Let us look first at what the Bible says. Genesis tells us that man is made of the same material as the animals. The animals were made of the dust of the earth. We too are made of exactly the same minerals that are found in the crust of the earth. A recent estimate indicates that the minerals in a body are worth about 85 cents! In contrast to the animal world, however, Genesis 2 also tells us that God breathed into the dust and man became a “living soul”.


“Soul” is a misunderstood word. The exact phrase is also used of the animals in Genesis 1. They are called “living souls” because in Hebrew the word “soul” simply means a breathing body. Since animals and men are both described as “living souls” they are both the same kind of beings. When we are in danger at sea we send out an SOS not an SOB – but what we want is for our breathing bodies to be saved.

Lord Soper was at Speaker’s Corner in Hyde Park one day when he was asked, “Where is the soul in the body?” He replied, “Where the music is in the organ!” You can take an organ or a piano to pieces and you will not find the music. It is only there when it is made into a living thing by somebody else.
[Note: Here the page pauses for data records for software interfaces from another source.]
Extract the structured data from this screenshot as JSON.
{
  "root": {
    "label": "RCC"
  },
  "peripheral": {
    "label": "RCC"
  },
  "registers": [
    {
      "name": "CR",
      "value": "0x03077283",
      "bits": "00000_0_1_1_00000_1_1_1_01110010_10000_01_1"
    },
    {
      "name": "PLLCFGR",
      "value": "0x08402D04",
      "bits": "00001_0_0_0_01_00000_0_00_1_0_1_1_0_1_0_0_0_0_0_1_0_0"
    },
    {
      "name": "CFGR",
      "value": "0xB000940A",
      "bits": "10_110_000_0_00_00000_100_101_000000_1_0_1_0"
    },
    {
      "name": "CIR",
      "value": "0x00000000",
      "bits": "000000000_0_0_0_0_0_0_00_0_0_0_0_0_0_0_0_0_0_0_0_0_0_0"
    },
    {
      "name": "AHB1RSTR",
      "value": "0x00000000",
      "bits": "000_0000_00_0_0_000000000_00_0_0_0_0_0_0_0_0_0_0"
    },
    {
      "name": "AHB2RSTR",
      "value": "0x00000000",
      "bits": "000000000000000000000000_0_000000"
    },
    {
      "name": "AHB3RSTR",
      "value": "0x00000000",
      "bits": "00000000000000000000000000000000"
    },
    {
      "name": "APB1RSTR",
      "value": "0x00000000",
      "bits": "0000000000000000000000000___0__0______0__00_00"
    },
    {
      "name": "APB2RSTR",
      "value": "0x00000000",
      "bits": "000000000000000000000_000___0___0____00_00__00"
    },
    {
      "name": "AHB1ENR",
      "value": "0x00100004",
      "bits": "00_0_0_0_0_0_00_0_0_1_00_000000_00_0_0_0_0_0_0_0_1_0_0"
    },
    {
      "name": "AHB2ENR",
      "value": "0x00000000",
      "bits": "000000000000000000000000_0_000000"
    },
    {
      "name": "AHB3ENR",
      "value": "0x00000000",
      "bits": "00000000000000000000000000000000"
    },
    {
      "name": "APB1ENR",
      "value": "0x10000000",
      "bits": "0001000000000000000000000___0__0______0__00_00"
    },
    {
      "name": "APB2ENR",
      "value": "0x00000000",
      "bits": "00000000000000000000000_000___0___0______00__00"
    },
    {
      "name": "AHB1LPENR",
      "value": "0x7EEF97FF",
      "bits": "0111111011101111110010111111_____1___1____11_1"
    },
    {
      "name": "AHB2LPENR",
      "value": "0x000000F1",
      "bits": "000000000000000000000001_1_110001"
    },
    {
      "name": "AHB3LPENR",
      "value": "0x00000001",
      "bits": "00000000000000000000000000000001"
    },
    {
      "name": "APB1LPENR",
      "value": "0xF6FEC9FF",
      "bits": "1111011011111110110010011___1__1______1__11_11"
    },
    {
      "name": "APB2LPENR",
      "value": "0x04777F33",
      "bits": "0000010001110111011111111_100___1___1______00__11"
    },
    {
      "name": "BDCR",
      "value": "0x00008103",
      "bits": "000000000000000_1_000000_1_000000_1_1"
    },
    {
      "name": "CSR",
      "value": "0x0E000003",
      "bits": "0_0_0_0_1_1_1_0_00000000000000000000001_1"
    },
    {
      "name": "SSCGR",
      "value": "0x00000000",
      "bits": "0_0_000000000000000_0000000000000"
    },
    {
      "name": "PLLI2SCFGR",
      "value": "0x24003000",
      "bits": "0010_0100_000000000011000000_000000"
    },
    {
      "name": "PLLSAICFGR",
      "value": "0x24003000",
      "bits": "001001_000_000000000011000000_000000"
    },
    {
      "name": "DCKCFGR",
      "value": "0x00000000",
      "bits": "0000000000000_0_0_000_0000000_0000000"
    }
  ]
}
A special creation

The word “soul” in Genesis 2 has misled many people into thinking that what makes human beings unique is that we have souls. In fact, we are unique for a different reason. To believe that man and the anthropoid apes came from common stock seems to be in direct opposition to the biblical account. Man is without doubt a special creation. He is made in the image of God, direct from dust and not indirectly from another animal. The Hebrew word bara, to create something completely new, is used only three times – of matter, life and man. This implies that there is something unique about man.

The Genesis account emphasizes the unity of the human race too. The apostle Paul told the Athenians that God made us of “one blood”. Everything in history points to the unity of our human race in the present. I have studied agricultural archaeology a little and it is interesting to note that agricultural archaeology puts the origins of growing corn and domesticating animals exactly where the Bible puts the Garden of Eden, in north-east Turkey or southern Armenia.


What does science have to say on the matter? Many people would have us choose to accept one side and reject the other: either science has made false investigations into prehistoric man, or Scripture has given us false information.

There is no doubt that science has discovered remains that do look astonishingly like us. They have been given various names: Neanderthal Man, Peking Man, Java Man, Australian Man. The Leakeys claim to have found human remains which date back 4 million years. Among anthropologists it is almost wholly accepted that human origins are to be found in Africa, rather than in the Middle East.

Homo sapiens is said to go back 30,000 years; Neanderthal Man 40-150,000 years; Swanscombe Man 200,000 years; Homo erectus (China and Java Man) 300,000 years; Australian Man 500,000 years; and now African Man 4 million years. What are we to say about all this?

The first point which should be made very strongly is that nothing has yet been found that is half-ape and half-man. There are prehistoric human remains, but there is nothing half-and-half as yet.

The second point to note is that not all these groups are our direct ancestors. This is now acknowledged by scientists – anthropology is in a state of flux today.

The third point of importance is that the remains do not follow a progressive order. Charts have been produced supposedly showing the development of mankind, starting with the ape on the left-hand side of the chart and moving through successive species to the modern human being, homo sapiens, on the right. But these charts are inaccurate: some of the earliest human remains have larger brains than we do today and walked more upright than some of the later remains. The consensus of opinion now is that none of these groups is connected to ours.

There are three possible ways of resolving the conflict. Here they are in very brief outline.

Let us turn next to the question of evolution in general. Most people assume that evolution is Charles Darwin’s theory. It is not. It was first conceived by Aristotle (384-322 BC). In modern days it was Erasmus Darwin, Charles’ grandfather, who first propounded it. Charles picked it up from his atheist grandfather and made it popular.

1. Prehistoric man was biblical man. What we are digging up was the same as Adam, made in the image of God. It has even been suggested that Genesis 1 portrays “paleolithic hunting man”, and Genesis 2 portrays “neolithic farming man”.

2. Prehistoric man at some point changed into biblical man. At some point in history this animal-like man or man-like animal became the image of God. Whether just one changed, or a few, or all of them changed at once is open to discussion.

3. Prehistoric man was not biblical man. Prehistoric man had a similar physical appearance and used tools, but there is no apparent trace of religion or prayer. He was a different creature, not made in the image of God.

It is unlikely that we need to plump for one explanation over another at this stage. Anthropology is itself in a state of change and development at present, and it is quite likely that the debate will raise other approaches in the future. It is sufficient for us to note the arguments and be aware that any conclusions we draw may well be provisional.”